» **WHAT YOU SHOULD DO**: If a line in the listing below contains "glyph", return that line.

##### MATERIALS PROVIDED

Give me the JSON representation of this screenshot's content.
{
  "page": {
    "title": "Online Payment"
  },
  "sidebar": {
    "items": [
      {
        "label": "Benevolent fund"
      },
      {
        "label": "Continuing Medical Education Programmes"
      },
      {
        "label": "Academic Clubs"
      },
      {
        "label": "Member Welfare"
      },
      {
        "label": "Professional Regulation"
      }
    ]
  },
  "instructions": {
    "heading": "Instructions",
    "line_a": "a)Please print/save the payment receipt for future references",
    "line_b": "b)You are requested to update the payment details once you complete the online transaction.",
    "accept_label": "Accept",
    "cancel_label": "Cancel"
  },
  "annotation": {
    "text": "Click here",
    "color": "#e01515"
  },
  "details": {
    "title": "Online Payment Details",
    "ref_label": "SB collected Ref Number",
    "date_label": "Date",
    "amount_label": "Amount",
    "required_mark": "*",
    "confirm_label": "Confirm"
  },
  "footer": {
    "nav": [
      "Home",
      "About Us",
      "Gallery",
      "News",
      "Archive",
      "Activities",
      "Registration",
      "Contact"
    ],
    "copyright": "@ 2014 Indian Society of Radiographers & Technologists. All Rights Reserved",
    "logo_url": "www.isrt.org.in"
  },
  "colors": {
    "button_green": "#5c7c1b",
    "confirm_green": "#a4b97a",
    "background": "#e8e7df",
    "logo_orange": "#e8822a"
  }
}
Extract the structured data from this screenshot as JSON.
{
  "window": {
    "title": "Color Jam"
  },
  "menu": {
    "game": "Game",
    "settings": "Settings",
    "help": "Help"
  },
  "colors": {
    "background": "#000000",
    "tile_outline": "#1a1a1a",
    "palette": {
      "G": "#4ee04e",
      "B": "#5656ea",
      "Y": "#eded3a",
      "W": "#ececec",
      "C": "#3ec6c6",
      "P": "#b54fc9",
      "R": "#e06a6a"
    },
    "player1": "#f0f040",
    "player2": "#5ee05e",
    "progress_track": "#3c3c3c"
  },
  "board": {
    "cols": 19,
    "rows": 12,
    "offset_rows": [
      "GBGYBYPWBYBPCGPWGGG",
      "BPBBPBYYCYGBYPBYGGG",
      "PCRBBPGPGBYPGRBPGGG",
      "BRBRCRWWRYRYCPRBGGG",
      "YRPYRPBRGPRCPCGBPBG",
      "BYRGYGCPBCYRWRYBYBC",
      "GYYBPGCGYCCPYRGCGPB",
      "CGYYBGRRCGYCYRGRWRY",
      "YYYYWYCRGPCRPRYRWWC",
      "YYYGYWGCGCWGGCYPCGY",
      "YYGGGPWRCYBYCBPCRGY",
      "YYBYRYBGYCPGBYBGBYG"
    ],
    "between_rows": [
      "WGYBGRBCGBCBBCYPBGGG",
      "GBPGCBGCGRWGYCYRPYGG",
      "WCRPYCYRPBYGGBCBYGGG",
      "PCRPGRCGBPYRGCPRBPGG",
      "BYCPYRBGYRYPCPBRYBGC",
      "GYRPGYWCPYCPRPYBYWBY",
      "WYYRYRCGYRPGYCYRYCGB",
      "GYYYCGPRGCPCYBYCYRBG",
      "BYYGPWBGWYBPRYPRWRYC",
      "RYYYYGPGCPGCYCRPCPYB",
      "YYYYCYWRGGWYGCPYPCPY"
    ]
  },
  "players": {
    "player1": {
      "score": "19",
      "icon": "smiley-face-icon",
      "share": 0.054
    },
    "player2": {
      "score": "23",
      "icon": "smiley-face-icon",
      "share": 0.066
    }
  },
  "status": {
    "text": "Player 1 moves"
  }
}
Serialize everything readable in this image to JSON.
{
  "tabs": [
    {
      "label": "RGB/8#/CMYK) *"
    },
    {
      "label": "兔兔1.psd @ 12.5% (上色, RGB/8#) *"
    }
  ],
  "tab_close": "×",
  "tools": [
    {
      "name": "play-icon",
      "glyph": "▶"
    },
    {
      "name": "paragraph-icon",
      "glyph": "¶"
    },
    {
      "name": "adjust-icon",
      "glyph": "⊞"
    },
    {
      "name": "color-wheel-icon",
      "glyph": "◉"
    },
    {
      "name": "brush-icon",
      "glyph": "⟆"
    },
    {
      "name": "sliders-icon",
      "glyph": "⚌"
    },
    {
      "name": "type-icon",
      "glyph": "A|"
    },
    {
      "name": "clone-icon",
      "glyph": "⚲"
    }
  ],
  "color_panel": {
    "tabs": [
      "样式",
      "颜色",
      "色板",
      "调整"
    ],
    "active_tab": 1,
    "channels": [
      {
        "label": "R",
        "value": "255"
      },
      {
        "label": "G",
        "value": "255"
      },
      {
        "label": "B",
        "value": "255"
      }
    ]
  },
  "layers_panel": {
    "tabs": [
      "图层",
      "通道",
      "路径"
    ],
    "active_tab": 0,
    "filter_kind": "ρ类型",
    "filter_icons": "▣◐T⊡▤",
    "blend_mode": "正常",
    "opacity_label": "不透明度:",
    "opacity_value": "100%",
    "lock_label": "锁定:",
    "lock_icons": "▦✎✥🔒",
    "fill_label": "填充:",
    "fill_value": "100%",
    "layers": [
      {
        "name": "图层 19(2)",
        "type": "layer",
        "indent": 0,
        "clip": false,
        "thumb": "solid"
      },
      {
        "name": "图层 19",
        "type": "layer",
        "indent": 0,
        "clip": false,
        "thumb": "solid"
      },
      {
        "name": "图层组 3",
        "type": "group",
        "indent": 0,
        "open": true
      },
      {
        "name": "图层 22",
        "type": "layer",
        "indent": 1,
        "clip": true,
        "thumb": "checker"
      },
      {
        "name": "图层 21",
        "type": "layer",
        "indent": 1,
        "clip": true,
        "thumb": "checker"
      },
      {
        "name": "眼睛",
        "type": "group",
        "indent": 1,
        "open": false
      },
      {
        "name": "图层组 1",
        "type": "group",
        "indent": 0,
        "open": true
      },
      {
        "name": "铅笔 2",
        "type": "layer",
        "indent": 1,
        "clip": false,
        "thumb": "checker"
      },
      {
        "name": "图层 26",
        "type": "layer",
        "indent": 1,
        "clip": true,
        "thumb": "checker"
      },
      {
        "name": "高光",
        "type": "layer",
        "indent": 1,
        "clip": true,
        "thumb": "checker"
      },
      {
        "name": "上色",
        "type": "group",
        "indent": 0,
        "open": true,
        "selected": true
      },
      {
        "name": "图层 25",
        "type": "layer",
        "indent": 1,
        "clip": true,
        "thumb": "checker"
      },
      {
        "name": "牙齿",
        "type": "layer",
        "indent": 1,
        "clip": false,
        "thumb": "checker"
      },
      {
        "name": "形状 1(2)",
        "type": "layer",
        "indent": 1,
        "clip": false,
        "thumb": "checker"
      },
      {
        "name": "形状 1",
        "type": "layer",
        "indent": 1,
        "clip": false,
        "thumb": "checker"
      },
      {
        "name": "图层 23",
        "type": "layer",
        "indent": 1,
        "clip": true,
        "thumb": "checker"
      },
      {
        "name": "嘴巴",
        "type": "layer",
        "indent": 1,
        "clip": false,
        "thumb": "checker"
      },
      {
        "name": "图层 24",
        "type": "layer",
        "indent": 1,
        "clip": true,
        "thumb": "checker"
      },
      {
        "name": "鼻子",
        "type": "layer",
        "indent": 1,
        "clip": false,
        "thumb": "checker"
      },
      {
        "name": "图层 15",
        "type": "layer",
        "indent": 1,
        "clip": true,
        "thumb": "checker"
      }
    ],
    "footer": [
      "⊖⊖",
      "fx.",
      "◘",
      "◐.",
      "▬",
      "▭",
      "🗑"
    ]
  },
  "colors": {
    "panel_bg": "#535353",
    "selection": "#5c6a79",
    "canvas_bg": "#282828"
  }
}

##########

» **REPLY**:
      "glyph": "▶"
      "glyph": "¶"
      "glyph": "⊞"
      "glyph": "◉"
      "glyph": "⟆"
      "glyph": "⚌"
      "glyph": "A|"
      "glyph": "⚲"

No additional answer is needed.